**EXERCISE**
An exact copy of every entry is needed, with the images left out.
[Opening AVAILABLE DATA section]
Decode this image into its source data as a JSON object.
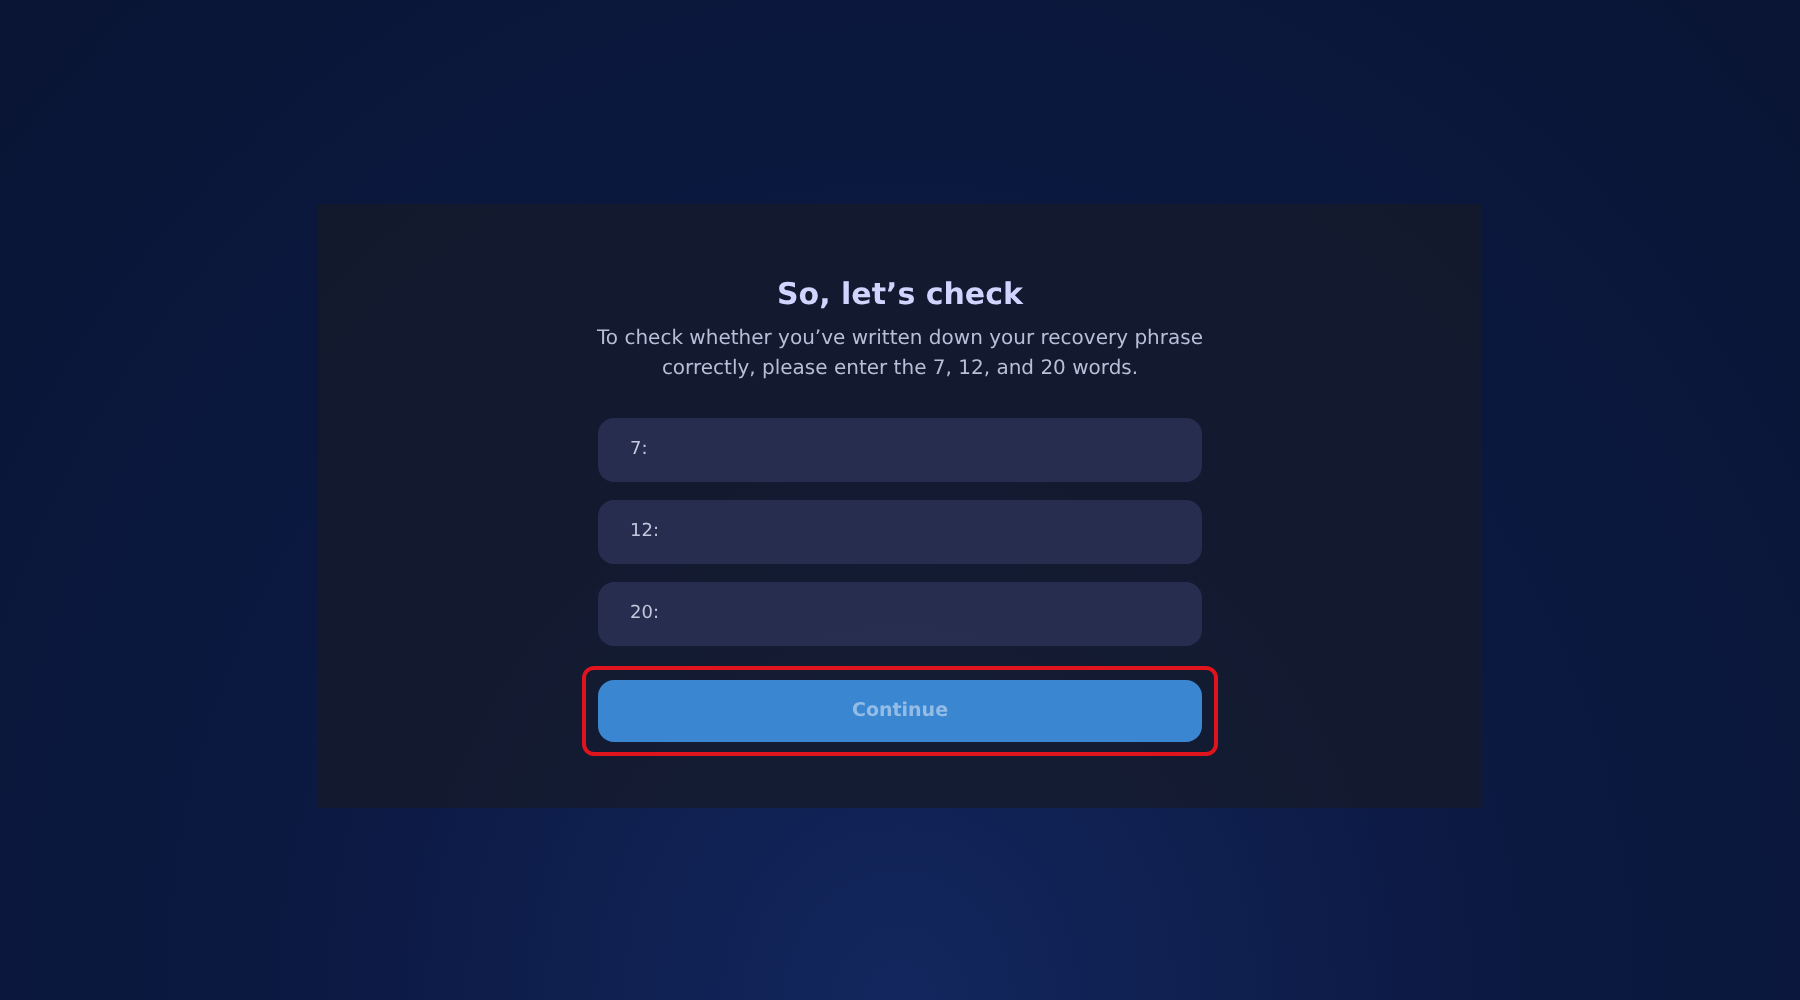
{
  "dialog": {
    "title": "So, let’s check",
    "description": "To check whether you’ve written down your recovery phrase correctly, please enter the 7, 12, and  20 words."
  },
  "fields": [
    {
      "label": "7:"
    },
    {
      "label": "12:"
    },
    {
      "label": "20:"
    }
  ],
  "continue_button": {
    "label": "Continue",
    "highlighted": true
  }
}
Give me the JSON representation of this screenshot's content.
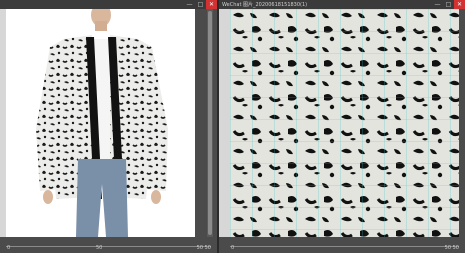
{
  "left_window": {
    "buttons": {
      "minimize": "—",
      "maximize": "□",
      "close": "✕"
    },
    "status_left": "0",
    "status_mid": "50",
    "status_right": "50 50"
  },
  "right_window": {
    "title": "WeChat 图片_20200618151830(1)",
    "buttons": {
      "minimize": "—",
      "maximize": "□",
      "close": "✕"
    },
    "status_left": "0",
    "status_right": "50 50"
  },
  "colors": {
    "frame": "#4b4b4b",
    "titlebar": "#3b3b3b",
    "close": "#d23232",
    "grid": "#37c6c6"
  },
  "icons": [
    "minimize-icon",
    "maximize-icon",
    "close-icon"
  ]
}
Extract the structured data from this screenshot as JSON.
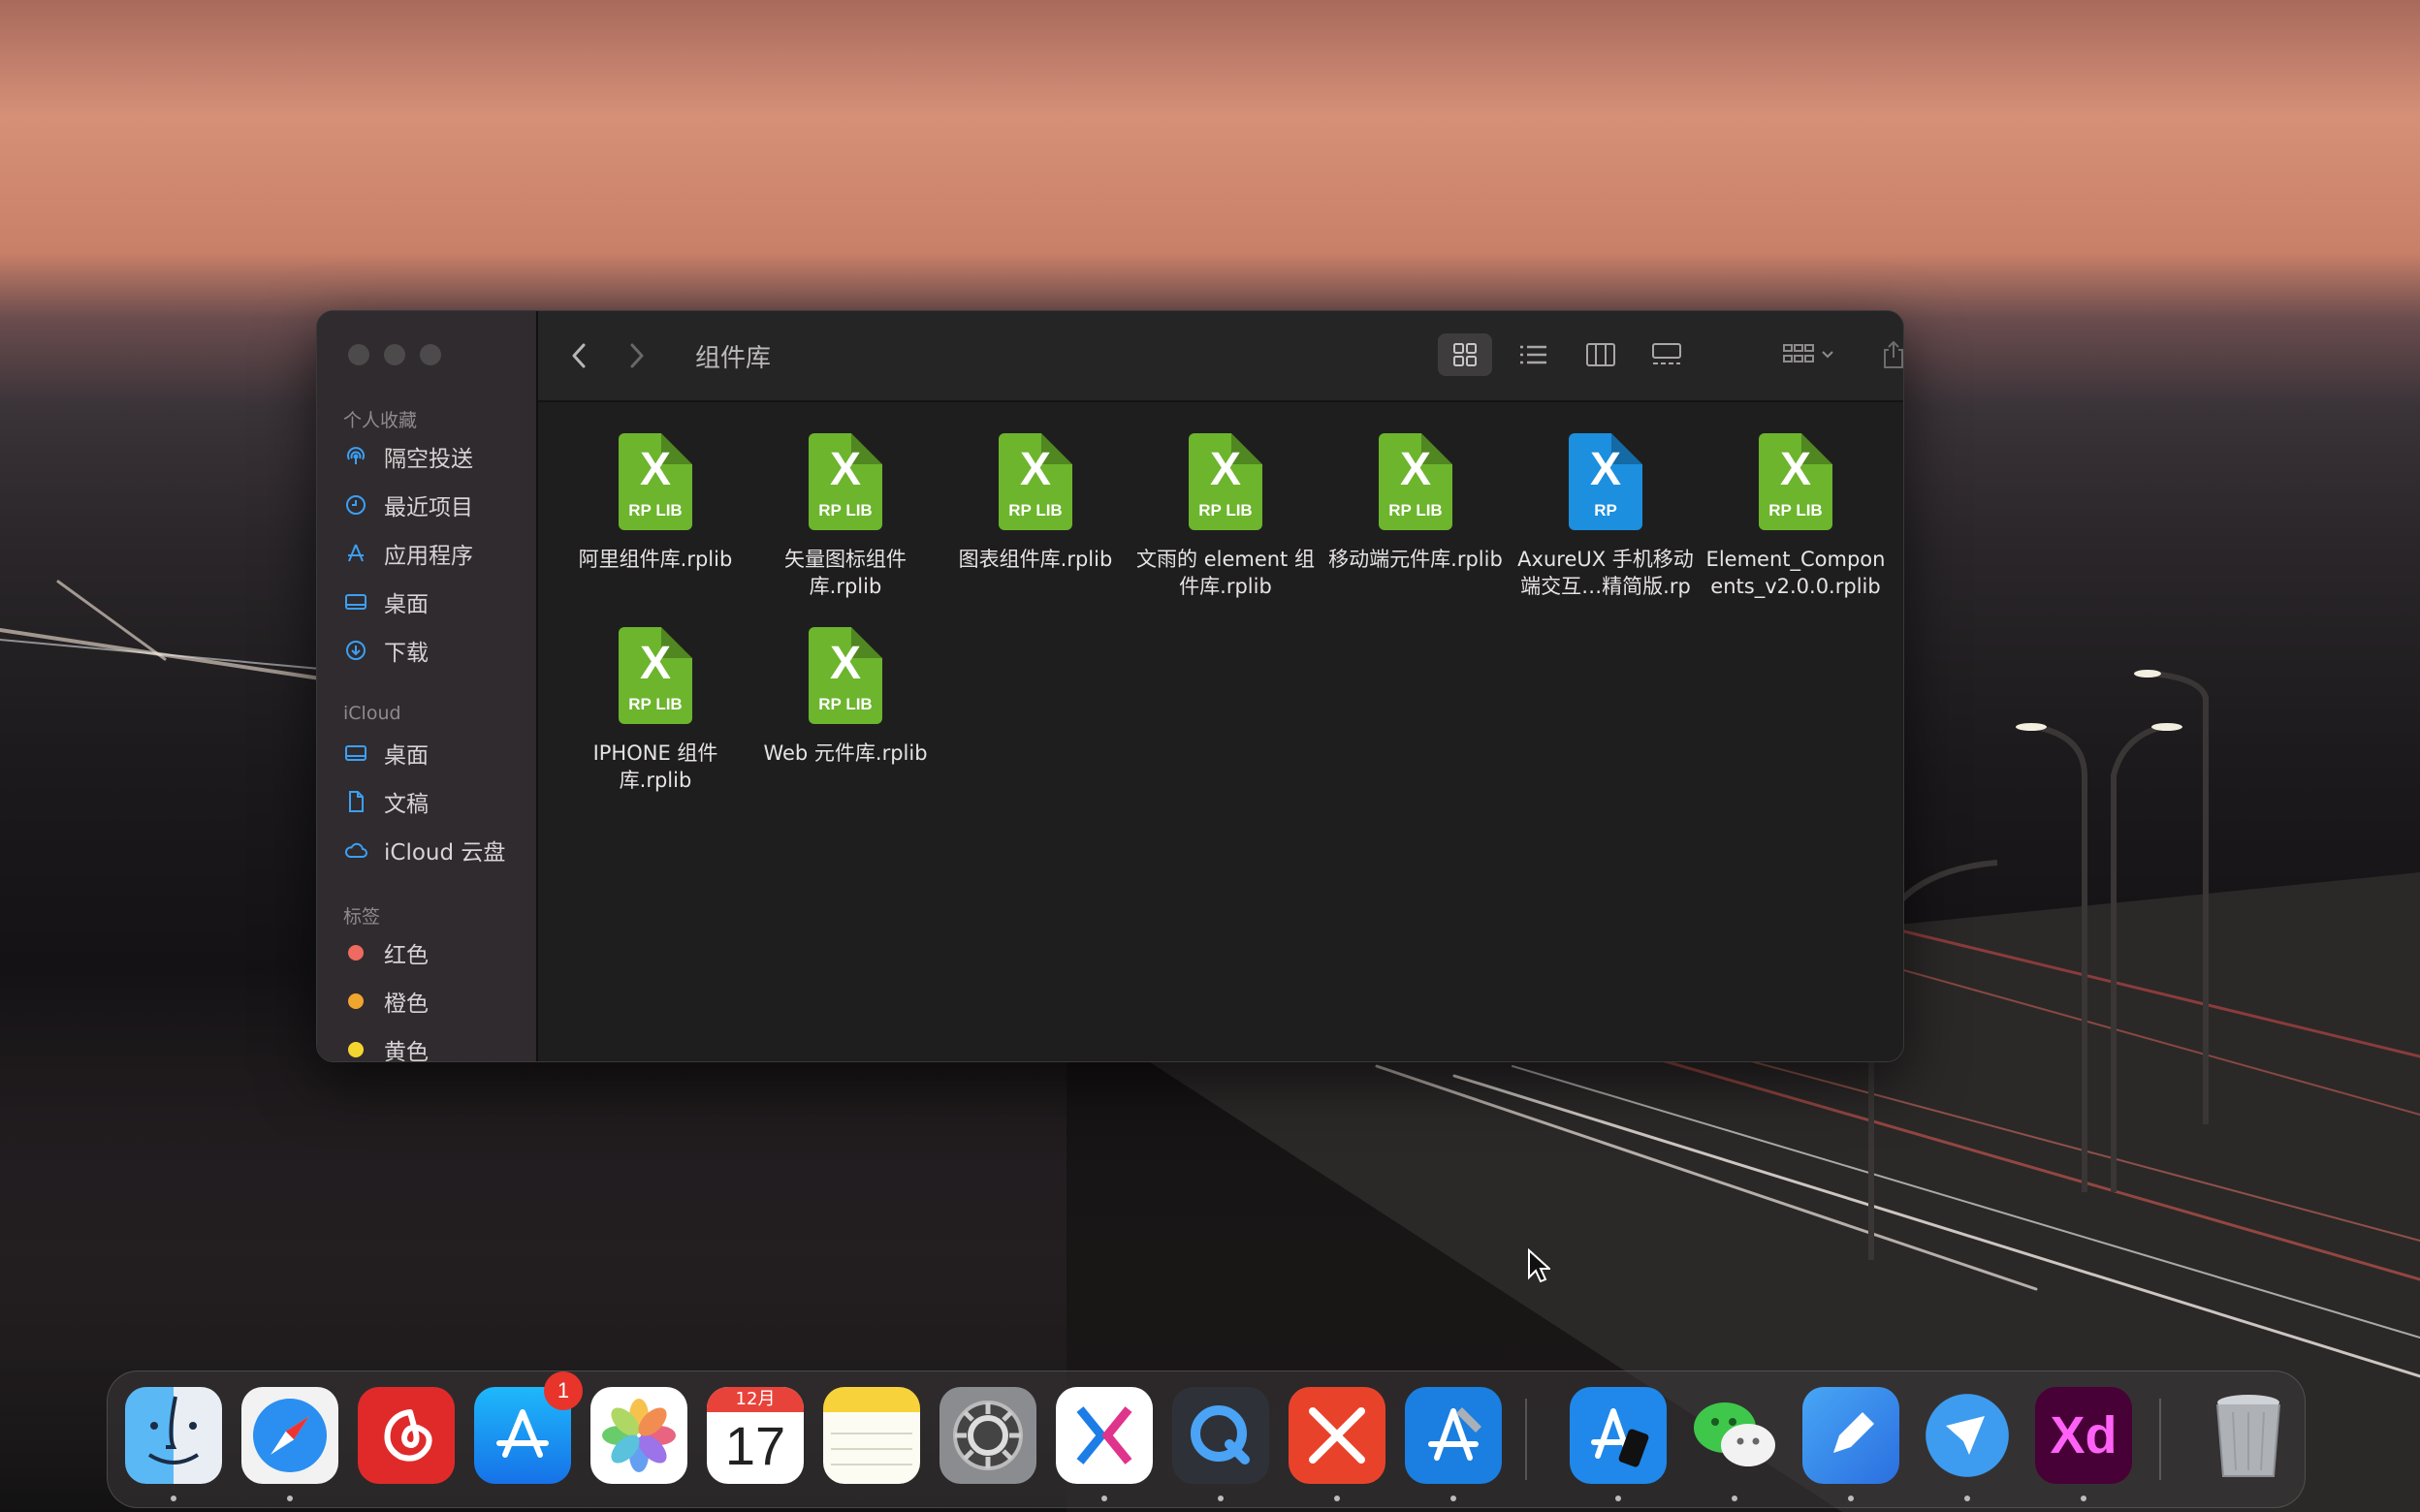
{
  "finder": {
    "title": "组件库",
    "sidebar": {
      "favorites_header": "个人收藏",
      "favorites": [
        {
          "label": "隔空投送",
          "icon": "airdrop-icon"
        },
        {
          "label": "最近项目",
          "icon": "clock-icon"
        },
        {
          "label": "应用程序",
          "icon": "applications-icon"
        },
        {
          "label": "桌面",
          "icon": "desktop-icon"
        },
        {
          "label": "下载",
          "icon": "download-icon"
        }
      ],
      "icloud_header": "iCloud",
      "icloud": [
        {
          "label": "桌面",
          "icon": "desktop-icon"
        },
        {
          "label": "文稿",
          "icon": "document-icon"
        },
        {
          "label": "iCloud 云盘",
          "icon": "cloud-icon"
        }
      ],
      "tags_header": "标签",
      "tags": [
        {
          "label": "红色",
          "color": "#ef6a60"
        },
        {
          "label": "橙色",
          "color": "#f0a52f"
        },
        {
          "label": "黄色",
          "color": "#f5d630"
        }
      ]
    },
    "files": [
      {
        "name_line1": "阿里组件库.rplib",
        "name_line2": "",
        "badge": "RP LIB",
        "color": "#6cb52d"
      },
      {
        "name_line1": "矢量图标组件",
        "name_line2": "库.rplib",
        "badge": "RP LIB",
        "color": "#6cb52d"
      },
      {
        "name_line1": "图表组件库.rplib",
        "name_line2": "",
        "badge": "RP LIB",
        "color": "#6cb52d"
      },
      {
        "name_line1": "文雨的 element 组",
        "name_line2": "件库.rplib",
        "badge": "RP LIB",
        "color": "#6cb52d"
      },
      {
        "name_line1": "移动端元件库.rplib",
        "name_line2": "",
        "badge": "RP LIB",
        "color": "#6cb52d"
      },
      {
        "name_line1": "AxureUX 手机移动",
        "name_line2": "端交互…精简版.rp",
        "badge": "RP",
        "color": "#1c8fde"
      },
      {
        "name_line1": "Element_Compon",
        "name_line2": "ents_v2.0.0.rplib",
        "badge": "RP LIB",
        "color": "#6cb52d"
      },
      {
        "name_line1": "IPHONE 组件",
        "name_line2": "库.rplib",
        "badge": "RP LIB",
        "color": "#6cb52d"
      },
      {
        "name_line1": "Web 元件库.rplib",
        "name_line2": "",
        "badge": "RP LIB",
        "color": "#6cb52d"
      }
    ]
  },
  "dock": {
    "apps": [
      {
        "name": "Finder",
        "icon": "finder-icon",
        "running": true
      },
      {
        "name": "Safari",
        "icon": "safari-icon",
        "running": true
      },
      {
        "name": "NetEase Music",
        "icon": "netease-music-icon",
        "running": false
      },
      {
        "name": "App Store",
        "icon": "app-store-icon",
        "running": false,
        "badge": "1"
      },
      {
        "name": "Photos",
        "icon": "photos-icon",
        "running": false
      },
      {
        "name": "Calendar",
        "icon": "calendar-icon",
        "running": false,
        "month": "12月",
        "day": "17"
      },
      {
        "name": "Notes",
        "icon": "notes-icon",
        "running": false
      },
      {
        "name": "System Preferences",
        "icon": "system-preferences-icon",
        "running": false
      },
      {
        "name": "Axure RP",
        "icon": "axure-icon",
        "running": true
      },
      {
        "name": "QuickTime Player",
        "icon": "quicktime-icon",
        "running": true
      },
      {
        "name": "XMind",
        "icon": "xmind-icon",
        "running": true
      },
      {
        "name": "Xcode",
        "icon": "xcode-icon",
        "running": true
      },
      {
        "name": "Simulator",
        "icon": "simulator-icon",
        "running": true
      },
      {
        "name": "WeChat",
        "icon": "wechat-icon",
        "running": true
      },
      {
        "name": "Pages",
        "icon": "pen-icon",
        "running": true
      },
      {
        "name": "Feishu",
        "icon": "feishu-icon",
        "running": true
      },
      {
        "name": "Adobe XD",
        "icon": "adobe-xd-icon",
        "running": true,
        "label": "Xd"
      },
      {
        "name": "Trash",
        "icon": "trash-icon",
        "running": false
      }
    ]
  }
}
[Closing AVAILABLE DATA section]
**YOUR RESPONSE**
Decode this image into its source data as a JSON object.
{
  "dialog": {
    "title": "So, let’s check",
    "description": "To check whether you’ve written down your recovery phrase correctly, please enter the 7, 12, and  20 words."
  },
  "fields": [
    {
      "label": "7:"
    },
    {
      "label": "12:"
    },
    {
      "label": "20:"
    }
  ],
  "continue_button": {
    "label": "Continue",
    "highlighted": true
  }
}
Give me the JSON representation of this screenshot's content.
{
  "left_window": {
    "buttons": {
      "minimize": "—",
      "maximize": "□",
      "close": "✕"
    },
    "status_left": "0",
    "status_mid": "50",
    "status_right": "50 50"
  },
  "right_window": {
    "title": "WeChat 图片_20200618151830(1)",
    "buttons": {
      "minimize": "—",
      "maximize": "□",
      "close": "✕"
    },
    "status_left": "0",
    "status_right": "50 50"
  },
  "colors": {
    "frame": "#4b4b4b",
    "titlebar": "#3b3b3b",
    "close": "#d23232",
    "grid": "#37c6c6"
  },
  "icons": [
    "minimize-icon",
    "maximize-icon",
    "close-icon"
  ]
}
Extract the structured data from this screenshot as JSON.
{
  "finder": {
    "title": "组件库",
    "sidebar": {
      "favorites_header": "个人收藏",
      "favorites": [
        {
          "label": "隔空投送",
          "icon": "airdrop-icon"
        },
        {
          "label": "最近项目",
          "icon": "clock-icon"
        },
        {
          "label": "应用程序",
          "icon": "applications-icon"
        },
        {
          "label": "桌面",
          "icon": "desktop-icon"
        },
        {
          "label": "下载",
          "icon": "download-icon"
        }
      ],
      "icloud_header": "iCloud",
      "icloud": [
        {
          "label": "桌面",
          "icon": "desktop-icon"
        },
        {
          "label": "文稿",
          "icon": "document-icon"
        },
        {
          "label": "iCloud 云盘",
          "icon": "cloud-icon"
        }
      ],
      "tags_header": "标签",
      "tags": [
        {
          "label": "红色",
          "color": "#ef6a60"
        },
        {
          "label": "橙色",
          "color": "#f0a52f"
        },
        {
          "label": "黄色",
          "color": "#f5d630"
        }
      ]
    },
    "files": [
      {
        "name_line1": "阿里组件库.rplib",
        "name_line2": "",
        "badge": "RP LIB",
        "color": "#6cb52d"
      },
      {
        "name_line1": "矢量图标组件",
        "name_line2": "库.rplib",
        "badge": "RP LIB",
        "color": "#6cb52d"
      },
      {
        "name_line1": "图表组件库.rplib",
        "name_line2": "",
        "badge": "RP LIB",
        "color": "#6cb52d"
      },
      {
        "name_line1": "文雨的 element 组",
        "name_line2": "件库.rplib",
        "badge": "RP LIB",
        "color": "#6cb52d"
      },
      {
        "name_line1": "移动端元件库.rplib",
        "name_line2": "",
        "badge": "RP LIB",
        "color": "#6cb52d"
      },
      {
        "name_line1": "AxureUX 手机移动",
        "name_line2": "端交互…精简版.rp",
        "badge": "RP",
        "color": "#1c8fde"
      },
      {
        "name_line1": "Element_Compon",
        "name_line2": "ents_v2.0.0.rplib",
        "badge": "RP LIB",
        "color": "#6cb52d"
      },
      {
        "name_line1": "IPHONE 组件",
        "name_line2": "库.rplib",
        "badge": "RP LIB",
        "color": "#6cb52d"
      },
      {
        "name_line1": "Web 元件库.rplib",
        "name_line2": "",
        "badge": "RP LIB",
        "color": "#6cb52d"
      }
    ]
  },
  "dock": {
    "apps": [
      {
        "name": "Finder",
        "icon": "finder-icon",
        "running": true
      },
      {
        "name": "Safari",
        "icon": "safari-icon",
        "running": true
      },
      {
        "name": "NetEase Music",
        "icon": "netease-music-icon",
        "running": false
      },
      {
        "name": "App Store",
        "icon": "app-store-icon",
        "running": false,
        "badge": "1"
      },
      {
        "name": "Photos",
        "icon": "photos-icon",
        "running": false
      },
      {
        "name": "Calendar",
        "icon": "calendar-icon",
        "running": false,
        "month": "12月",
        "day": "17"
      },
      {
        "name": "Notes",
        "icon": "notes-icon",
        "running": false
      },
      {
        "name": "System Preferences",
        "icon": "system-preferences-icon",
        "running": false
      },
      {
        "name": "Axure RP",
        "icon": "axure-icon",
        "running": true
      },
      {
        "name": "QuickTime Player",
        "icon": "quicktime-icon",
        "running": true
      },
      {
        "name": "XMind",
        "icon": "xmind-icon",
        "running": true
      },
      {
        "name": "Xcode",
        "icon": "xcode-icon",
        "running": true
      },
      {
        "name": "Simulator",
        "icon": "simulator-icon",
        "running": true
      },
      {
        "name": "WeChat",
        "icon": "wechat-icon",
        "running": true
      },
      {
        "name": "Pages",
        "icon": "pen-icon",
        "running": true
      },
      {
        "name": "Feishu",
        "icon": "feishu-icon",
        "running": true
      },
      {
        "name": "Adobe XD",
        "icon": "adobe-xd-icon",
        "running": true,
        "label": "Xd"
      },
      {
        "name": "Trash",
        "icon": "trash-icon",
        "running": false
      }
    ]
  }
}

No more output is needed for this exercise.